Detroit hasn’t won at Green Bay since 1991. Likewise, the Lions hadn’t beaten Washington on the road since Washington was in Boston, way back in 1935. Detroit ended that 78-year rut earlier this year.
And as the Lions prepare to return to Pittsburgh, they’ll be trying to end a streak that just celebrated its 58-year anniversary: November 13, 1955.
Bobby Layne (pictured), who’d later apply a curse to the Lions after being traded to Pittsburgh, served as quarterback for the Lions that day. But Ted Marchibroda nearly led the Steelers back from a 17-point deficit, trimming the score from 31-14 to 31-28.
Dick LeBeau, now the defensive coordinator for the Steelers, wouldn’t arrive in Detroit as a player for four more years. In his rookie year of 1959, the Lions and Steelers played to a 10-10 tie in Pittsburgh.
Since then, the Steelers lead the overall series, 11-3. The Lions won by the score of 45-7 in 1962 in Detroit, 45-3 in 1983 in Detroit, and 19-16 in overtime on Thanksgiving Day in 1998, thanks to Phil Luckett’s heads-I-win-tails-you-lose coin flip call.

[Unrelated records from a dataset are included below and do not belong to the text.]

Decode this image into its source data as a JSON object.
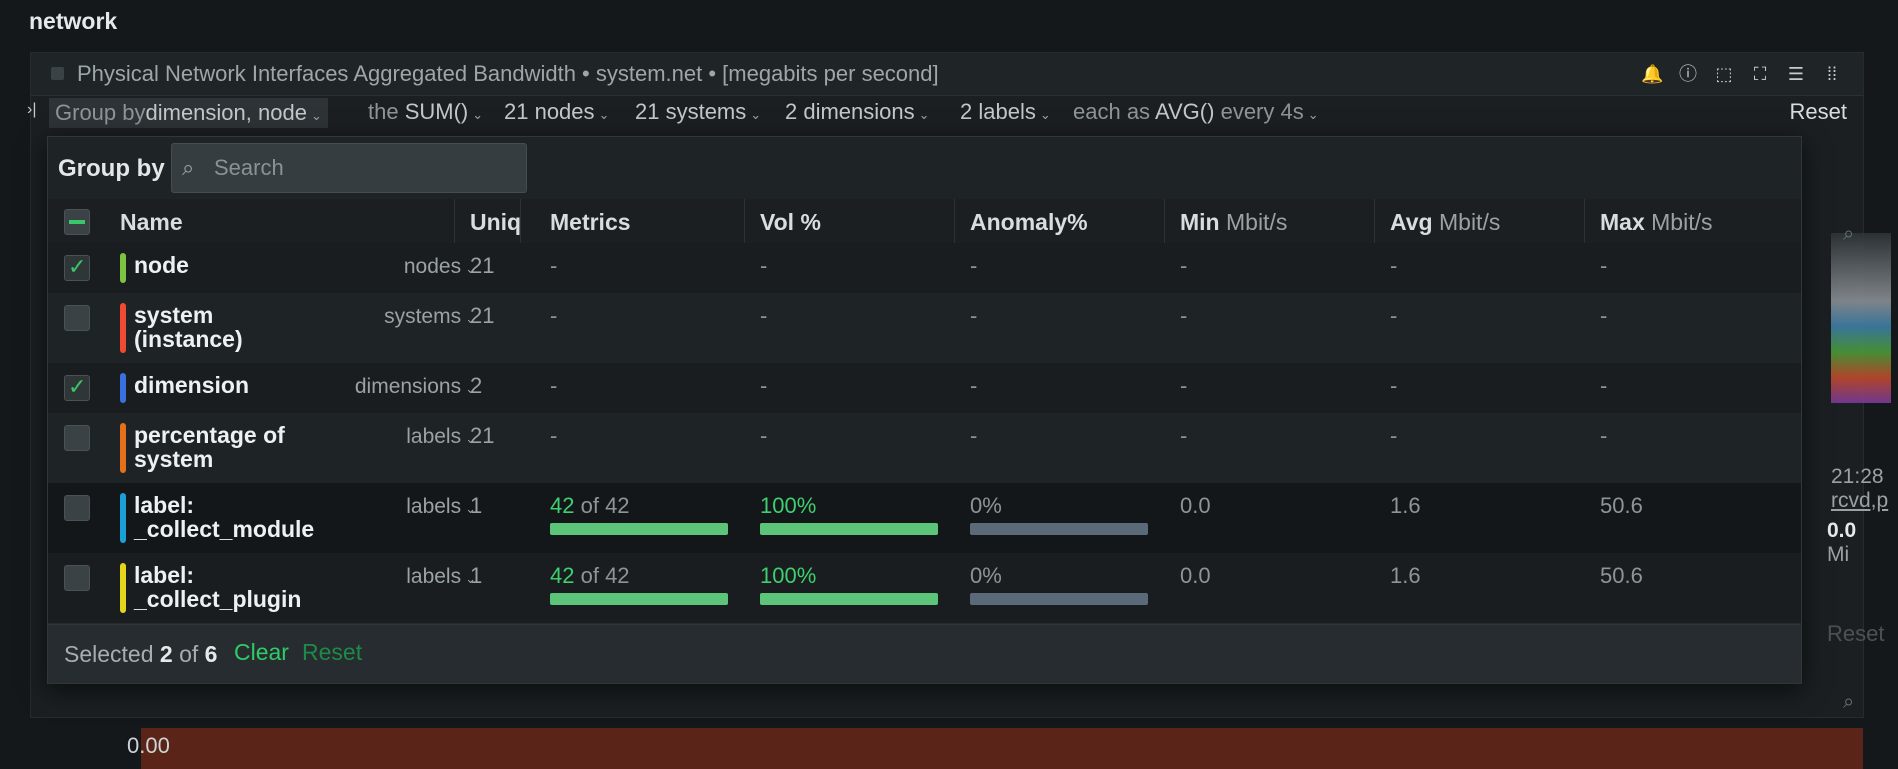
{
  "section": {
    "title": "network"
  },
  "chart": {
    "title": "Physical Network Interfaces Aggregated Bandwidth • system.net • [megabits per second]",
    "reset": "Reset",
    "background": {
      "axis_label": "megabits per second",
      "time": "21:28",
      "legend_fragment": "rcvd,p",
      "value_fragment": "0.0",
      "unit_fragment": "Mi",
      "zero": "0.00",
      "reset2": "Reset",
      "a_label": "a"
    }
  },
  "filters": {
    "group_by_label": "Group by",
    "group_by_value": "dimension, node",
    "the": "the",
    "agg": "SUM()",
    "nodes": "21 nodes",
    "systems": "21 systems",
    "dimensions": "2 dimensions",
    "labels": "2 labels",
    "each_as": "each as",
    "time_agg": "AVG()",
    "every": "every 4s"
  },
  "popover": {
    "label": "Group by",
    "search_placeholder": "Search",
    "columns": {
      "name": "Name",
      "uniq": "Uniq",
      "metrics": "Metrics",
      "vol": "Vol %",
      "anomaly": "Anomaly%",
      "min": "Min",
      "avg": "Avg",
      "max": "Max",
      "unit": "Mbit/s"
    },
    "rows": [
      {
        "checked": true,
        "color": "#7cc341",
        "name": "node",
        "type": "nodes",
        "uniq": "21",
        "metrics": "-",
        "vol": "-",
        "anomaly": "-",
        "min": "-",
        "avg": "-",
        "max": "-"
      },
      {
        "checked": false,
        "color": "#f04a33",
        "name": "system (instance)",
        "type": "systems",
        "uniq": "21",
        "metrics": "-",
        "vol": "-",
        "anomaly": "-",
        "min": "-",
        "avg": "-",
        "max": "-"
      },
      {
        "checked": true,
        "color": "#3a6fe0",
        "name": "dimension",
        "type": "dimensions",
        "uniq": "2",
        "metrics": "-",
        "vol": "-",
        "anomaly": "-",
        "min": "-",
        "avg": "-",
        "max": "-"
      },
      {
        "checked": false,
        "color": "#e5701c",
        "name": "percentage of system",
        "type": "labels",
        "uniq": "21",
        "metrics": "-",
        "vol": "-",
        "anomaly": "-",
        "min": "-",
        "avg": "-",
        "max": "-"
      },
      {
        "checked": false,
        "color": "#1aa0d6",
        "name": "label: _collect_module",
        "type": "labels",
        "uniq": "1",
        "metrics_count": "42",
        "metrics_of": "of 42",
        "metrics_fill": 1.0,
        "vol": "100%",
        "vol_fill": 1.0,
        "anomaly": "0%",
        "min": "0.0",
        "avg": "1.6",
        "max": "50.6"
      },
      {
        "checked": false,
        "color": "#e3d61a",
        "name": "label: _collect_plugin",
        "type": "labels",
        "uniq": "1",
        "metrics_count": "42",
        "metrics_of": "of 42",
        "metrics_fill": 1.0,
        "vol": "100%",
        "vol_fill": 1.0,
        "anomaly": "0%",
        "min": "0.0",
        "avg": "1.6",
        "max": "50.6"
      }
    ],
    "footer": {
      "selected_prefix": "Selected",
      "selected_count": "2",
      "of": "of",
      "total": "6",
      "clear": "Clear",
      "reset": "Reset"
    }
  }
}
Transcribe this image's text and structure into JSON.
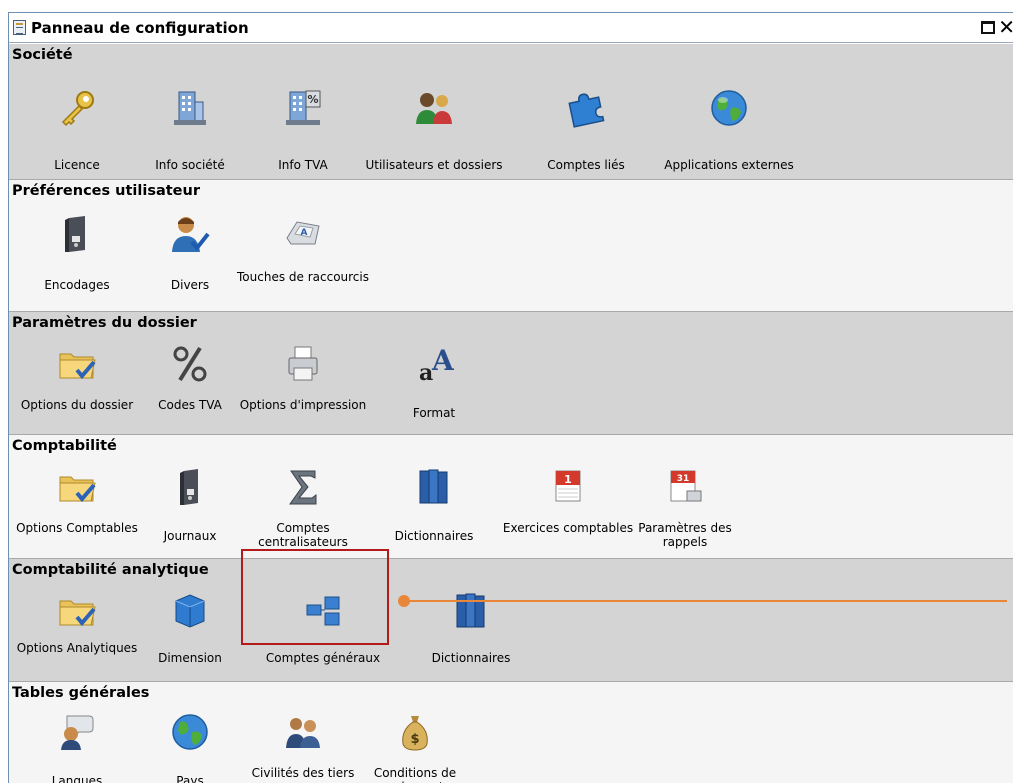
{
  "window": {
    "title": "Panneau de configuration"
  },
  "sections": [
    {
      "title": "Société",
      "items": [
        {
          "label": "Licence",
          "icon": "key-icon"
        },
        {
          "label": "Info société",
          "icon": "company-building-icon"
        },
        {
          "label": "Info TVA",
          "icon": "vat-building-icon"
        },
        {
          "label": "Utilisateurs et dossiers",
          "icon": "users-icon"
        },
        {
          "label": "Comptes liés",
          "icon": "puzzle-icon"
        },
        {
          "label": "Applications externes",
          "icon": "globe-icon"
        }
      ]
    },
    {
      "title": "Préférences utilisateur",
      "items": [
        {
          "label": "Encodages",
          "icon": "binder-icon"
        },
        {
          "label": "Divers",
          "icon": "user-check-icon"
        },
        {
          "label": "Touches de raccourcis",
          "icon": "keyboard-key-icon"
        }
      ]
    },
    {
      "title": "Paramètres du dossier",
      "items": [
        {
          "label": "Options du dossier",
          "icon": "folder-check-icon"
        },
        {
          "label": "Codes TVA",
          "icon": "percent-icon"
        },
        {
          "label": "Options d'impression",
          "icon": "printer-icon"
        },
        {
          "label": "Format",
          "icon": "font-format-icon"
        }
      ]
    },
    {
      "title": "Comptabilité",
      "items": [
        {
          "label": "Options Comptables",
          "icon": "folder-check-icon"
        },
        {
          "label": "Journaux",
          "icon": "binder-icon"
        },
        {
          "label": "Comptes centralisateurs",
          "icon": "sigma-icon"
        },
        {
          "label": "Dictionnaires",
          "icon": "books-icon"
        },
        {
          "label": "Exercices comptables",
          "icon": "calendar-icon"
        },
        {
          "label": "Paramètres des rappels",
          "icon": "calendar-31-icon"
        }
      ]
    },
    {
      "title": "Comptabilité analytique",
      "items": [
        {
          "label": "Options Analytiques",
          "icon": "folder-check-icon"
        },
        {
          "label": "Dimension",
          "icon": "cube-icon"
        },
        {
          "label": "Comptes généraux",
          "icon": "account-tree-icon"
        },
        {
          "label": "Dictionnaires",
          "icon": "books-icon"
        }
      ]
    },
    {
      "title": "Tables générales",
      "items": [
        {
          "label": "Langues",
          "icon": "speech-user-icon"
        },
        {
          "label": "Pays",
          "icon": "globe-icon"
        },
        {
          "label": "Civilités des tiers",
          "icon": "people-icon"
        },
        {
          "label": "Conditions de paiement",
          "icon": "money-bag-icon"
        }
      ]
    }
  ]
}
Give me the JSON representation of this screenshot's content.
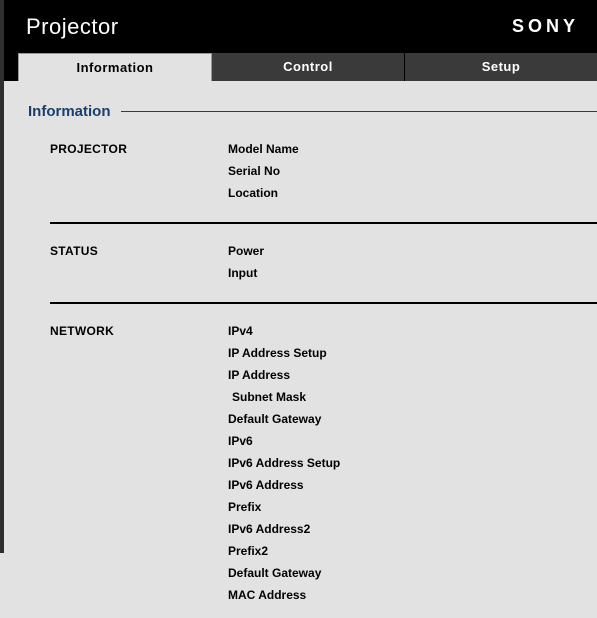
{
  "header": {
    "title": "Projector",
    "brand": "SONY"
  },
  "tabs": {
    "information": "Information",
    "control": "Control",
    "setup": "Setup"
  },
  "section_title": "Information",
  "groups": {
    "projector": {
      "label": "PROJECTOR",
      "items": {
        "model_name": "Model Name",
        "serial_no": "Serial No",
        "location": "Location"
      }
    },
    "status": {
      "label": "STATUS",
      "items": {
        "power": "Power",
        "input": "Input"
      }
    },
    "network": {
      "label": "NETWORK",
      "items": {
        "ipv4": "IPv4",
        "ip_address_setup": "IP Address Setup",
        "ip_address": "IP Address",
        "subnet_mask": "Subnet Mask",
        "default_gateway": "Default Gateway",
        "ipv6": "IPv6",
        "ipv6_address_setup": "IPv6 Address Setup",
        "ipv6_address": "IPv6 Address",
        "prefix": "Prefix",
        "ipv6_address2": "IPv6 Address2",
        "prefix2": "Prefix2",
        "default_gateway2": "Default Gateway",
        "mac_address": "MAC Address"
      }
    }
  }
}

This year, the Lions have a far superior team. But the Steelers have shown that they still have plenty of pride, and LeBeau could have a little extra motivation when facing perhaps for the last time the team with which he spent 14 seasons as a player.